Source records

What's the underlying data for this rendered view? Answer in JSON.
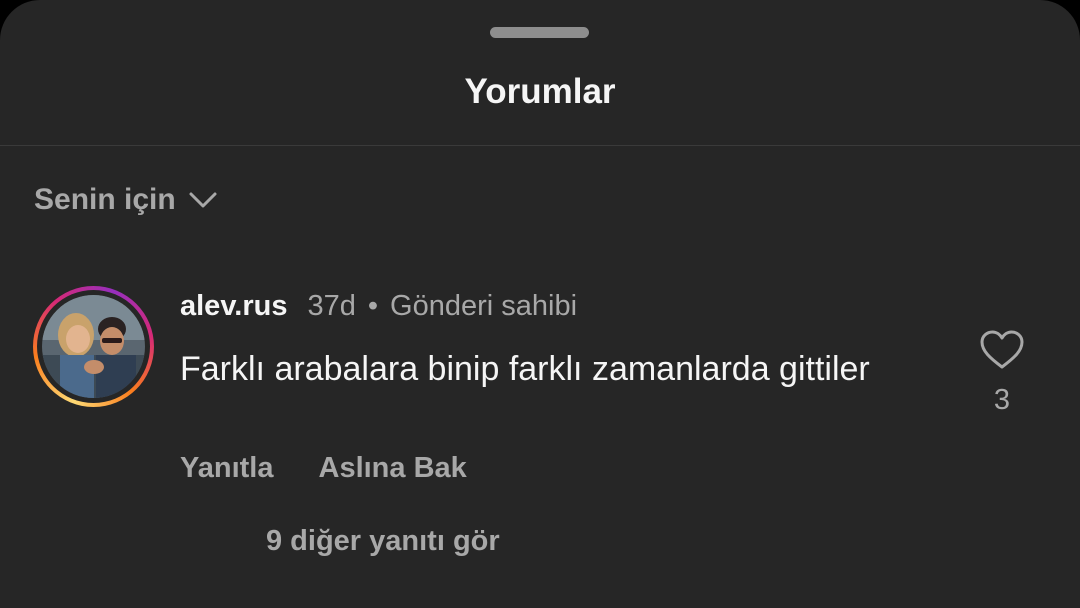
{
  "header": {
    "title": "Yorumlar"
  },
  "sort": {
    "label": "Senin için",
    "icon": "chevron-down-icon"
  },
  "comment": {
    "username": "alev.rus",
    "time": "37d",
    "separator": "•",
    "author_tag": "Gönderi sahibi",
    "text": "Farklı arabalara binip farklı zamanlarda gittiler",
    "like_icon": "heart-icon",
    "like_count": "3",
    "actions": {
      "reply": "Yanıtla",
      "see_translation": "Aslına Bak"
    },
    "more_replies": "9 diğer yanıtı gör"
  },
  "colors": {
    "background": "#262626",
    "primary_text": "#f5f5f5",
    "secondary_text": "#a8a8a8",
    "story_ring": [
      "#feda75",
      "#fa7e1e",
      "#d62976",
      "#962fbf"
    ]
  }
}
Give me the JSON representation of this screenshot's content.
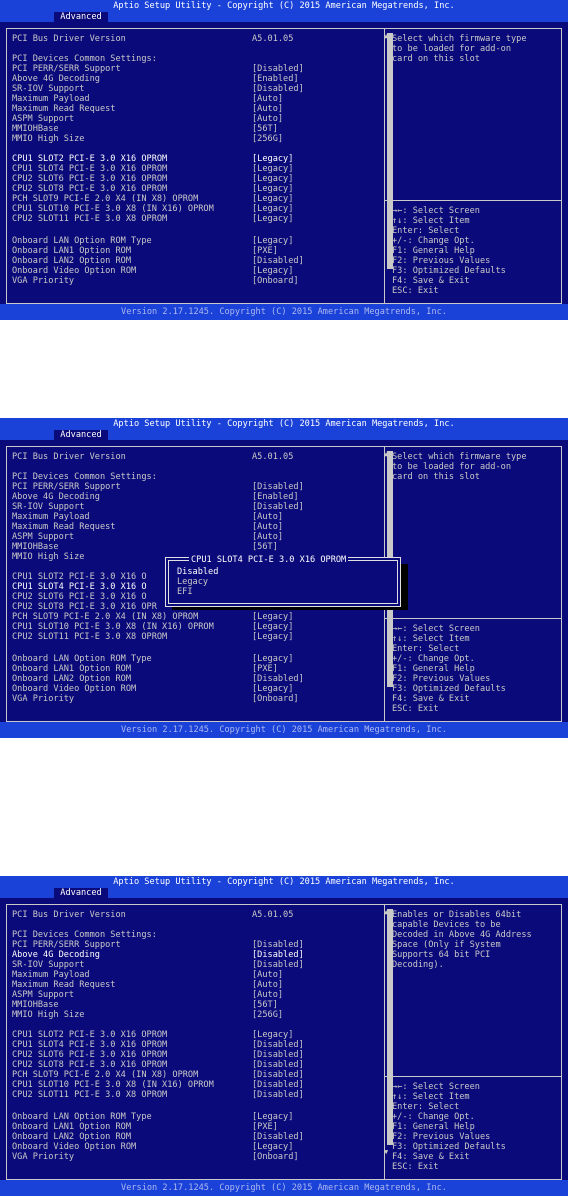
{
  "header_title": "Aptio Setup Utility - Copyright (C) 2015 American Megatrends, Inc.",
  "tab_label": "Advanced",
  "footer_text": "Version 2.17.1245. Copyright (C) 2015 American Megatrends, Inc.",
  "colors": {
    "background": "#0a0a7a",
    "header": "#1a42d8",
    "text": "#c9c9c9",
    "highlight": "#ffffff"
  },
  "screens": [
    {
      "rows": [
        {
          "label": "PCI Bus Driver Version",
          "value": "A5.01.05"
        },
        {
          "label": "PCI Devices Common Settings:",
          "value": ""
        },
        {
          "label": "PCI PERR/SERR Support",
          "value": "[Disabled]"
        },
        {
          "label": "Above 4G Decoding",
          "value": "[Enabled]"
        },
        {
          "label": "SR-IOV Support",
          "value": "[Disabled]"
        },
        {
          "label": "Maximum Payload",
          "value": "[Auto]"
        },
        {
          "label": "Maximum Read Request",
          "value": "[Auto]"
        },
        {
          "label": "ASPM Support",
          "value": "[Auto]"
        },
        {
          "label": "MMIOHBase",
          "value": "[56T]"
        },
        {
          "label": "MMIO High Size",
          "value": "[256G]"
        },
        {
          "label": "CPU1 SLOT2 PCI-E 3.0 X16 OPROM",
          "value": "[Legacy]"
        },
        {
          "label": "CPU1 SLOT4 PCI-E 3.0 X16 OPROM",
          "value": "[Legacy]"
        },
        {
          "label": "CPU2 SLOT6 PCI-E 3.0 X16 OPROM",
          "value": "[Legacy]"
        },
        {
          "label": "CPU2 SLOT8 PCI-E 3.0 X16 OPROM",
          "value": "[Legacy]"
        },
        {
          "label": "PCH SLOT9 PCI-E 2.0 X4 (IN X8) OPROM",
          "value": "[Legacy]"
        },
        {
          "label": "CPU1 SLOT10 PCI-E 3.0 X8 (IN X16) OPROM",
          "value": "[Legacy]"
        },
        {
          "label": "CPU2 SLOT11 PCI-E 3.0 X8 OPROM",
          "value": "[Legacy]"
        },
        {
          "label": "Onboard LAN Option ROM Type",
          "value": "[Legacy]"
        },
        {
          "label": "Onboard LAN1 Option ROM",
          "value": "[PXE]"
        },
        {
          "label": "Onboard LAN2 Option ROM",
          "value": "[Disabled]"
        },
        {
          "label": "Onboard Video Option ROM",
          "value": "[Legacy]"
        },
        {
          "label": "VGA Priority",
          "value": "[Onboard]"
        }
      ],
      "help_lines": [
        "Select which firmware type",
        "to be loaded for add-on",
        "card on this slot"
      ]
    },
    {
      "rows": [
        {
          "label": "PCI Bus Driver Version",
          "value": "A5.01.05"
        },
        {
          "label": "PCI Devices Common Settings:",
          "value": ""
        },
        {
          "label": "PCI PERR/SERR Support",
          "value": "[Disabled]"
        },
        {
          "label": "Above 4G Decoding",
          "value": "[Enabled]"
        },
        {
          "label": "SR-IOV Support",
          "value": "[Disabled]"
        },
        {
          "label": "Maximum Payload",
          "value": "[Auto]"
        },
        {
          "label": "Maximum Read Request",
          "value": "[Auto]"
        },
        {
          "label": "ASPM Support",
          "value": "[Auto]"
        },
        {
          "label": "MMIOHBase",
          "value": "[56T]"
        },
        {
          "label": "MMIO High Size",
          "value": ""
        },
        {
          "label": "CPU1 SLOT2 PCI-E 3.0 X16 O",
          "value": ""
        },
        {
          "label": "CPU1 SLOT4 PCI-E 3.0 X16 O",
          "value": ""
        },
        {
          "label": "CPU2 SLOT6 PCI-E 3.0 X16 O",
          "value": ""
        },
        {
          "label": "CPU2 SLOT8 PCI-E 3.0 X16 OPR",
          "value": ""
        },
        {
          "label": "PCH SLOT9 PCI-E 2.0 X4 (IN X8) OPROM",
          "value": "[Legacy]"
        },
        {
          "label": "CPU1 SLOT10 PCI-E 3.0 X8 (IN X16) OPROM",
          "value": "[Legacy]"
        },
        {
          "label": "CPU2 SLOT11 PCI-E 3.0 X8 OPROM",
          "value": "[Legacy]"
        },
        {
          "label": "Onboard LAN Option ROM Type",
          "value": "[Legacy]"
        },
        {
          "label": "Onboard LAN1 Option ROM",
          "value": "[PXE]"
        },
        {
          "label": "Onboard LAN2 Option ROM",
          "value": "[Disabled]"
        },
        {
          "label": "Onboard Video Option ROM",
          "value": "[Legacy]"
        },
        {
          "label": "VGA Priority",
          "value": "[Onboard]"
        }
      ],
      "help_lines": [
        "Select which firmware type",
        "to be loaded for add-on",
        "card on this slot"
      ],
      "popup": {
        "title": "CPU1 SLOT4 PCI-E 3.0 X16 OPROM",
        "options": [
          "Disabled",
          "Legacy",
          "EFI"
        ],
        "selected": "Disabled"
      }
    },
    {
      "rows": [
        {
          "label": "PCI Bus Driver Version",
          "value": "A5.01.05"
        },
        {
          "label": "PCI Devices Common Settings:",
          "value": ""
        },
        {
          "label": "PCI PERR/SERR Support",
          "value": "[Disabled]"
        },
        {
          "label": "Above 4G Decoding",
          "value": "[Disabled]"
        },
        {
          "label": "SR-IOV Support",
          "value": "[Disabled]"
        },
        {
          "label": "Maximum Payload",
          "value": "[Auto]"
        },
        {
          "label": "Maximum Read Request",
          "value": "[Auto]"
        },
        {
          "label": "ASPM Support",
          "value": "[Auto]"
        },
        {
          "label": "MMIOHBase",
          "value": "[56T]"
        },
        {
          "label": "MMIO High Size",
          "value": "[256G]"
        },
        {
          "label": "CPU1 SLOT2 PCI-E 3.0 X16 OPROM",
          "value": "[Legacy]"
        },
        {
          "label": "CPU1 SLOT4 PCI-E 3.0 X16 OPROM",
          "value": "[Disabled]"
        },
        {
          "label": "CPU2 SLOT6 PCI-E 3.0 X16 OPROM",
          "value": "[Disabled]"
        },
        {
          "label": "CPU2 SLOT8 PCI-E 3.0 X16 OPROM",
          "value": "[Disabled]"
        },
        {
          "label": "PCH SLOT9 PCI-E 2.0 X4 (IN X8) OPROM",
          "value": "[Disabled]"
        },
        {
          "label": "CPU1 SLOT10 PCI-E 3.0 X8 (IN X16) OPROM",
          "value": "[Disabled]"
        },
        {
          "label": "CPU2 SLOT11 PCI-E 3.0 X8 OPROM",
          "value": "[Disabled]"
        },
        {
          "label": "Onboard LAN Option ROM Type",
          "value": "[Legacy]"
        },
        {
          "label": "Onboard LAN1 Option ROM",
          "value": "[PXE]"
        },
        {
          "label": "Onboard LAN2 Option ROM",
          "value": "[Disabled]"
        },
        {
          "label": "Onboard Video Option ROM",
          "value": "[Legacy]"
        },
        {
          "label": "VGA Priority",
          "value": "[Onboard]"
        }
      ],
      "help_lines": [
        "Enables or Disables 64bit",
        "capable Devices to be",
        "Decoded in Above 4G Address",
        "Space (Only if System",
        "Supports 64 bit PCI",
        "Decoding)."
      ]
    }
  ],
  "key_help": [
    "→←: Select Screen",
    "↑↓: Select Item",
    "Enter: Select",
    "+/-: Change Opt.",
    "F1: General Help",
    "F2: Previous Values",
    "F3: Optimized Defaults",
    "F4: Save & Exit",
    "ESC: Exit"
  ]
}
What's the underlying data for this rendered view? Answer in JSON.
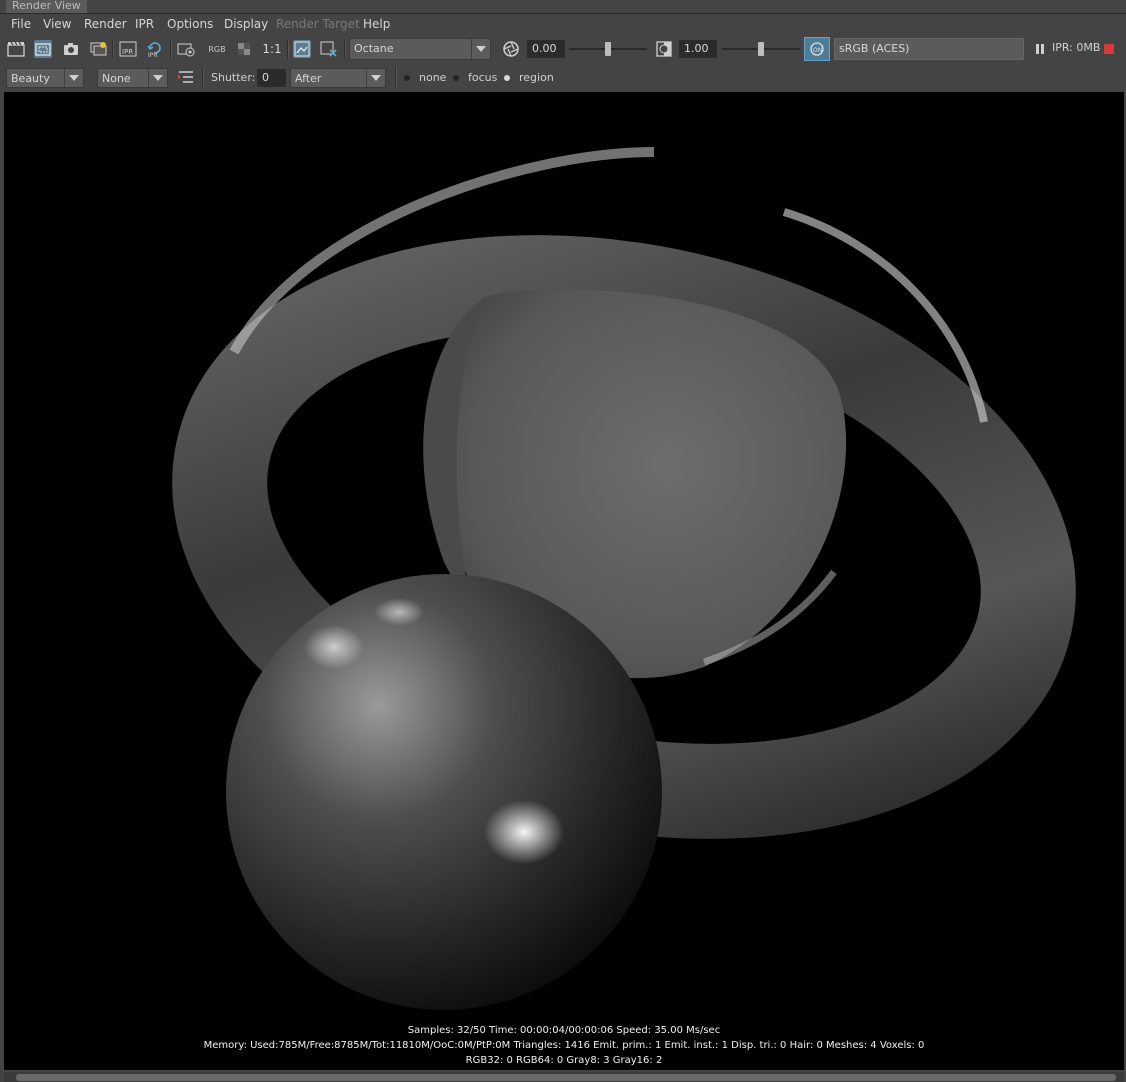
{
  "window": {
    "title": "Render View"
  },
  "menu": [
    "File",
    "View",
    "Render",
    "IPR",
    "Options",
    "Display",
    "Render Target",
    "Help"
  ],
  "toolbar1": {
    "rgb_label": "RGB",
    "ratio_label": "1:1",
    "renderer": "Octane",
    "exposure_value": "0.00",
    "exposure_level": 0.5,
    "gamma_value": "1.00",
    "gamma_level": 0.5,
    "color_space": "sRGB (ACES)",
    "ipr_memory": "IPR: 0MB",
    "icons": [
      "render-frame-icon",
      "render-region-icon",
      "snapshot-icon",
      "render-sequence-icon",
      "ipr-render-icon",
      "refresh-ipr-icon",
      "render-settings-icon",
      "rgb-channels-icon",
      "alpha-channel-icon",
      "real-size-icon",
      "keep-image-icon",
      "remove-image-icon",
      "exposure-icon",
      "gamma-icon",
      "color-management-icon",
      "pause-icon",
      "stop-icon"
    ],
    "colors": {
      "stop": "#d63c3c",
      "active": "#5c7d92"
    }
  },
  "toolbar2": {
    "pass": "Beauty",
    "aov": "None",
    "shutter_label": "Shutter:",
    "shutter_value": "0",
    "motion": "After",
    "focus_options": [
      {
        "label": "none",
        "selected": false
      },
      {
        "label": "focus",
        "selected": false
      },
      {
        "label": "region",
        "selected": true
      }
    ]
  },
  "stats": {
    "line1": "Samples: 32/50 Time: 00:00:04/00:00:06 Speed: 35.00 Ms/sec",
    "line2": "Memory: Used:785M/Free:8785M/Tot:11810M/OoC:0M/PtP:0M Triangles: 1416 Emit. prim.: 1 Emit. inst.: 1 Disp. tri.: 0 Hair: 0 Meshes: 4 Voxels: 0",
    "line3": "RGB32: 0 RGB64: 0 Gray8: 3 Gray16: 2"
  }
}
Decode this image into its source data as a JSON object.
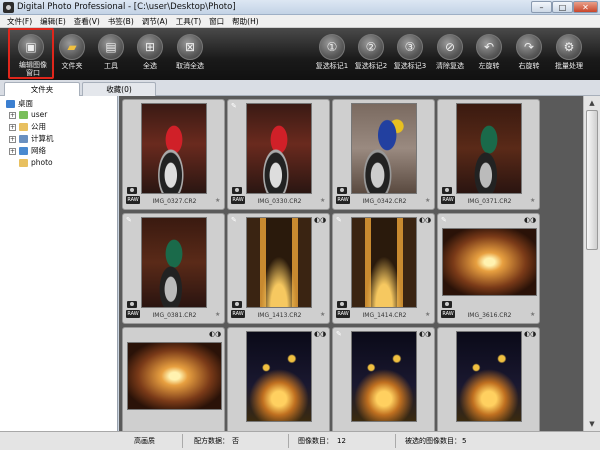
{
  "window": {
    "title": "Digital Photo Professional - [C:\\user\\Desktop\\Photo]",
    "min": "–",
    "max": "□",
    "close": "✕"
  },
  "menu": [
    "文件(F)",
    "编辑(E)",
    "查看(V)",
    "书签(B)",
    "调节(A)",
    "工具(T)",
    "窗口",
    "帮助(H)"
  ],
  "toolbar": {
    "edit_line1": "编辑图像",
    "edit_line2": "窗口",
    "folder": "文件夹",
    "tools": "工具",
    "select_all": "全选",
    "deselect_all": "取消全选",
    "mark1": "复选标记1",
    "mark2": "复选标记2",
    "mark3": "复选标记3",
    "clear_mark": "清除复选",
    "rotate_left": "左旋转",
    "rotate_right": "右旋转",
    "batch": "批量处理"
  },
  "tabs": {
    "folder": "文件夹",
    "favorites": "收藏(0)"
  },
  "tree": {
    "desktop": "桌面",
    "user": "user",
    "public": "公用",
    "computer": "计算机",
    "network": "网络",
    "photo": "photo"
  },
  "thumbnails": [
    {
      "name": "IMG_0327.CR2",
      "image": "bike-red"
    },
    {
      "name": "IMG_0330.CR2",
      "image": "bike-red"
    },
    {
      "name": "IMG_0342.CR2",
      "image": "bike-blue"
    },
    {
      "name": "IMG_0371.CR2",
      "image": "bike-green"
    },
    {
      "name": "IMG_0381.CR2",
      "image": "bike-green"
    },
    {
      "name": "IMG_1413.CR2",
      "image": "street-night"
    },
    {
      "name": "IMG_1414.CR2",
      "image": "street-night"
    },
    {
      "name": "IMG_3616.CR2",
      "image": "arcade"
    },
    {
      "name": "",
      "image": "arcade"
    },
    {
      "name": "",
      "image": "city-night"
    },
    {
      "name": "",
      "image": "city-night"
    },
    {
      "name": "",
      "image": "city-night"
    }
  ],
  "badge": {
    "raw": "RAW"
  },
  "status": {
    "quality": "高画质",
    "recipe_label": "配方数据：",
    "recipe_value": "否",
    "count_label": "图像数目：",
    "count_value": "12",
    "selected_label": "被选的图像数目：",
    "selected_value": "5"
  },
  "scroll": {
    "up": "▲",
    "down": "▼"
  },
  "colors": {
    "highlight_border": "#e0261b",
    "toolbar_bg": "#1a1a1a",
    "grid_bg": "#5a5a5a"
  }
}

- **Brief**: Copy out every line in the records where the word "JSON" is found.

- **The completed task**:
What's the underlying data for this rendered view? Answer in JSON.
Give me the JSON representation of this screenshot's content.
What's the underlying data for this rendered view? Answer in JSON.
Decode this image into its source data as a JSON object.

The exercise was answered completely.